In the material below, how many lines contain the word "icon"? The reply must be that number alone.

─── STUDY MATERIAL ───

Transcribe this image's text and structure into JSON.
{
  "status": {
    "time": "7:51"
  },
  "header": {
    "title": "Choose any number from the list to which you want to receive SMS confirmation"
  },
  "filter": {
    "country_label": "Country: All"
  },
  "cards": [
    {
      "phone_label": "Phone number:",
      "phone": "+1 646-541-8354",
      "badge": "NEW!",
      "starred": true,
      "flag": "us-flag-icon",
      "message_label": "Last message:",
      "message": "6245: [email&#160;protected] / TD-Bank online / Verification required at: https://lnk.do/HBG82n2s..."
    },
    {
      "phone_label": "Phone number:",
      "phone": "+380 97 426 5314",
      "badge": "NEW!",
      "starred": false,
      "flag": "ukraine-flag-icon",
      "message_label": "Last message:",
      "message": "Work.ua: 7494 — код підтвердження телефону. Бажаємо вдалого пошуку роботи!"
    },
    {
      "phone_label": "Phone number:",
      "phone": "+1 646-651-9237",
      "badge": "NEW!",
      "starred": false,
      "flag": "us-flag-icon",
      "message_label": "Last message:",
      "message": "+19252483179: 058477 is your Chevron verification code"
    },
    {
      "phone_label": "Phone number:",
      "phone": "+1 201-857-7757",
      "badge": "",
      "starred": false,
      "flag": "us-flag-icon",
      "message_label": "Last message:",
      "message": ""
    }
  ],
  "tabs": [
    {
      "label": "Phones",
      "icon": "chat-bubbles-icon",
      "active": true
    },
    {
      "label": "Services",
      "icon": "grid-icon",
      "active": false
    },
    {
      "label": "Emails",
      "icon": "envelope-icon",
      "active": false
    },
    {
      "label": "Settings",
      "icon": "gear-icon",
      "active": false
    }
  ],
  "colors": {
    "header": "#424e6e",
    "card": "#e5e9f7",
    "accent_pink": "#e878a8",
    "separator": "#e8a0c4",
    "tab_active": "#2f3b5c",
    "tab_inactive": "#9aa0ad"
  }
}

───

* **SOLVED PROBLEM**
8